1 – Insomnia isn’t that common
Have you heard about how rare and unusual insomnia is? If you have, now’s the time to abandon this myth!
Not only does it make those who do suffer from the disorder feel isolated, it might discourage those who suspect that they are insomniacs from getting this diagnosis confirmed by a doctor – after all, if insomnia is so uncommon, it’s probably not what’s behind your sleepless nights, right?
However, if you are an insomniac, you can rest assured that you definitely are not alone. It’s estimated that around 30-50% of the US population is affected by insomnia1 and it’s thought that figures may be similar here in the UK! Suffice to say, most of you will experience insomnia at some point in your lives so no, the disorder isn’t all that rare at all!
2 – Only people with mood disorders like stress suffer from insomnia
This myth is perhaps easier to understand than most of the others on this list. Insomnia is considered to be a tell-tale symptom of psychological problems like depression2 and other mood disorders like stress and anxiety are frequently interlinked with the condition.
However, while mood disorders like stress can be linked to insomnia, it isn’t the only factor that can affect your chances of developing the sleep condition.
Everything from your medication, to your menstrual cycle, to your consumption of caffeine can affect your likelihood of developing the disorder! It’s thought to be one of the main reasons why insomnia is twice as common in women as opposed men - because women have more hormonal factors that can impact their sleep patterns, such as menopause!
3 – Insomnia is just temporary
As I mentioned earlier, most of you will experience insomnia and, for the majority, it will be a transient experience triggered either by stress or by another momentary factor like your medication. However, for some, insomnia can linger and in certain cases, become chronic.
Chronic insomnia is characterised as a ‘long-term pattern of difficulty sleeping’ and usually occurs if a sufferer has trouble falling asleep three times a week for three months or longer.3 It can cause a significant amount of stress and physical discomfort and will definitely require further treatment from a medical professional.
4 – You can just catch up on sleep later
Slept poorly through the week? It’s fine, apparently you can make up for all this sleep deprivation by simply having a lie in on Sunday. Except you can’t, sorry! As I explore in my blog, ‘Are your weekend lie-ins really helping you to catch up on sleep?’ having a lie-in until noon at the weekends can do more damage than good for your sleep patterns.

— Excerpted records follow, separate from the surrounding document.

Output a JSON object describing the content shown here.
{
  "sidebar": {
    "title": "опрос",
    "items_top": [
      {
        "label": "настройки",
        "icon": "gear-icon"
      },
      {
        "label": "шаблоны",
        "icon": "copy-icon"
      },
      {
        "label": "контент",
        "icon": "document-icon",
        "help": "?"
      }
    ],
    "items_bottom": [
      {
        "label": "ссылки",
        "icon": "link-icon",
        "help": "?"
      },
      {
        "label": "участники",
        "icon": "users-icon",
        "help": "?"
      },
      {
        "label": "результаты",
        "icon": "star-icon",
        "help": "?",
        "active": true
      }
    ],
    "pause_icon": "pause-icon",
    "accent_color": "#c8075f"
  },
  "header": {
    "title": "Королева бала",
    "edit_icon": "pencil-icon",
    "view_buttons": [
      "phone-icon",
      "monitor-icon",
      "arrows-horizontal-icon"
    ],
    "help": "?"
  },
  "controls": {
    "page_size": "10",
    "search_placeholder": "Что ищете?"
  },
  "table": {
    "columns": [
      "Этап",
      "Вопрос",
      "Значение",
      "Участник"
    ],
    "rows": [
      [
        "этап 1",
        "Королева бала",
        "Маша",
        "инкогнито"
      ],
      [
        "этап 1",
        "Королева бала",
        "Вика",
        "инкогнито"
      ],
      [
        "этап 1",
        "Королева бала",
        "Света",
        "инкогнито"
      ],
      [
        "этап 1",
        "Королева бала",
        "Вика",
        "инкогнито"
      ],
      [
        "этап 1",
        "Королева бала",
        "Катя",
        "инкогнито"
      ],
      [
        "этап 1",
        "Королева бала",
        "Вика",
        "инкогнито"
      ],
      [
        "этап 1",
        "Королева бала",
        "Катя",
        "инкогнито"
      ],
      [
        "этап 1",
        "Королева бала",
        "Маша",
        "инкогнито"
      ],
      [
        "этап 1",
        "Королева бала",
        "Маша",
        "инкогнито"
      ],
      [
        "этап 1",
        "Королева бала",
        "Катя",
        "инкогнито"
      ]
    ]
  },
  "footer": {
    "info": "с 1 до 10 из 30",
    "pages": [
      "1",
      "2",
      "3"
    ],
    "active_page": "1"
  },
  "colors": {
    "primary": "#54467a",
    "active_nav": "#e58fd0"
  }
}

This is because it can cause what is known as ‘social jet lag’, worsening symptoms like fatigue and affecting your mood, making you more predisposed to stress. Not exactly good news if you’re already suffering from insomnia! Instead, try to keep a consistent bedtime routine and don’t alter your sleep behaviour too drastically at the weekends!
5 – Just take a nap during the day

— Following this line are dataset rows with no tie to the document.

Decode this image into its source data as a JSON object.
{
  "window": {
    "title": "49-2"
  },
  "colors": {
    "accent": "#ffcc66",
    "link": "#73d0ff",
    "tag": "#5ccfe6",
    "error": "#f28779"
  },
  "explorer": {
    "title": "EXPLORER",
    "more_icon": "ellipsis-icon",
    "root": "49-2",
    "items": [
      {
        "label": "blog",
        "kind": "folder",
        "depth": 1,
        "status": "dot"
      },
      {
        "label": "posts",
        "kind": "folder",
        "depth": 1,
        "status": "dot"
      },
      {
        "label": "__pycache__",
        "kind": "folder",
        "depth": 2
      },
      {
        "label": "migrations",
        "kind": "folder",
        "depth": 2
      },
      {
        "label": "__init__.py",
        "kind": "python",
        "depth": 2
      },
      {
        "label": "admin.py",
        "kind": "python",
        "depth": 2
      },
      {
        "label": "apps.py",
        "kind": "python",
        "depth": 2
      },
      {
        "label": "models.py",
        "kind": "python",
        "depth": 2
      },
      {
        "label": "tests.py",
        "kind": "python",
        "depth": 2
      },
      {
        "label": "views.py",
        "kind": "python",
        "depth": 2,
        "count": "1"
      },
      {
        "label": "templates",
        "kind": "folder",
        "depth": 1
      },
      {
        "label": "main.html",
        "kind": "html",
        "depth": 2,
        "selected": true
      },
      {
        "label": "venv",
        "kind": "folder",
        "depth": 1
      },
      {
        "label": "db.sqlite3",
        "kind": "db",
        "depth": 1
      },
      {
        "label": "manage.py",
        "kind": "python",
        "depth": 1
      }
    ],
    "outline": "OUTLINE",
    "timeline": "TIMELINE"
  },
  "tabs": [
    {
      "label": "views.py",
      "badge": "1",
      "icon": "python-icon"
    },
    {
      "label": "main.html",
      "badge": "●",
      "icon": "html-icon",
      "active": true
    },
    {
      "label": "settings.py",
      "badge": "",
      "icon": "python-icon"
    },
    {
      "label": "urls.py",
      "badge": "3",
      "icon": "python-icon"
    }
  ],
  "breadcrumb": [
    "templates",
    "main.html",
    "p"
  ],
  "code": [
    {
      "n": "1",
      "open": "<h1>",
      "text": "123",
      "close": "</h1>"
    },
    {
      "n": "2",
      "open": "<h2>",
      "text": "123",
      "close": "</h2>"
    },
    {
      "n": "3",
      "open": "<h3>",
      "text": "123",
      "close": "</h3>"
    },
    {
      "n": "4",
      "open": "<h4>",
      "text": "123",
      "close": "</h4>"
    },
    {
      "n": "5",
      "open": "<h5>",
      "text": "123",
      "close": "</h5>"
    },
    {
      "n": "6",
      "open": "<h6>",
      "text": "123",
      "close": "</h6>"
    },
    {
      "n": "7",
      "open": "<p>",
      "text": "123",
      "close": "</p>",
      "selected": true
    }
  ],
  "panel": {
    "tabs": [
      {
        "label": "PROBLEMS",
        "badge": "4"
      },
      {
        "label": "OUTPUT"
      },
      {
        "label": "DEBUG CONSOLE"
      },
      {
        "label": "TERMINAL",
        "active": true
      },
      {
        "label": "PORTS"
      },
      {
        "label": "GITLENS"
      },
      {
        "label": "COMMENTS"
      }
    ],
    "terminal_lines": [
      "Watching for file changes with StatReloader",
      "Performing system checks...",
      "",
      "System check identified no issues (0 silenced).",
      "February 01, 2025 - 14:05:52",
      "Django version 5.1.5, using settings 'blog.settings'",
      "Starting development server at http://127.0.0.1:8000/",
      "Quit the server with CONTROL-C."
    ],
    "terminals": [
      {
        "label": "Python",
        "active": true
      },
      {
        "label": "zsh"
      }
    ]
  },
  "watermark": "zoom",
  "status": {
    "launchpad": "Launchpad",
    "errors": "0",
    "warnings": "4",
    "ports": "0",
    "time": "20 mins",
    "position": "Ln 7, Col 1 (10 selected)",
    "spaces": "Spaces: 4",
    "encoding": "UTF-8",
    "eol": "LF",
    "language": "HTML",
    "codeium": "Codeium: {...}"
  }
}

If you suffer from insomnia, you’ve probably already been told by well-meaning friends and relatives to just take a quick nap during the day to catch up on sleep. However, while napping does have its benefits, it has to be done properly.
As I discuss in my blog, ‘Are naps good for you?’ short power naps of 20 minutes can positively impact your concentration and productivity but, if you’re napping for longer periods, you might fall into a deeper stage of sleep.
When you are inevitably awoken from this sleep phase, you will feel groggier and even more disorientated. Also, if you’re napping late in the afternoon it may interfere with your sleep routine at night, making it even harder for you to fall asleep!
6 – You need 8 hours of sleep each night
This is something that probably sticks in your head if you suffer from insomnia, particularly if you lie awake at night glaring at your alarm clock. The idea of getting your ‘8 hours a night’ has become deeply ingrained into our attitude towards sleep, however, this notion is changing, as I explore in my blog, ‘Do you really need 8 hours of sleep?’
Instead, most experts are now appreciating that sleep requirements can vary from individual to individual. One person might feel well rested after just 7 hours of sleep whilst someone else might need around 9 hours to get the same sense of refreshment. Generally, between 7-9 hours is considered to be the best estimation for how much sleep you should be getting.
7 – When you can’t get to sleep just count some sheep
One of the most frustrating things about suffering from insomnia can be the relentless tossing and turning, trying desperately to get to sleep. If you’re really struggling, you’ve probably considered getting up but then put the notion aside – after all, it’s probably just best to remain where you are.
This is where you might be going wrong. You see, after a period of tossing and turning, you’re going to start associating your bed less with sleep and more with the frustration you’ve been feeling for the past 20 minutes. Or, worse yet, if you’ve been distracting yourself with YouTube videos or Facebook, you may well start to associate your bed with social media rather than sleep!
So rather than counting sheep, I would recommend getting up and walking around. Now this doesn’t mean you should move to the living room to binge your favourite television programme on Netflix! Instead, don’t make this time too stimulating – just sitting in a darkened room might be enough to help or if you’re feeling stressed you could practice some deep breathing techniques.
Once you start to feel drowsy, move back to the bedroom – try to avoid falling asleep on your couch!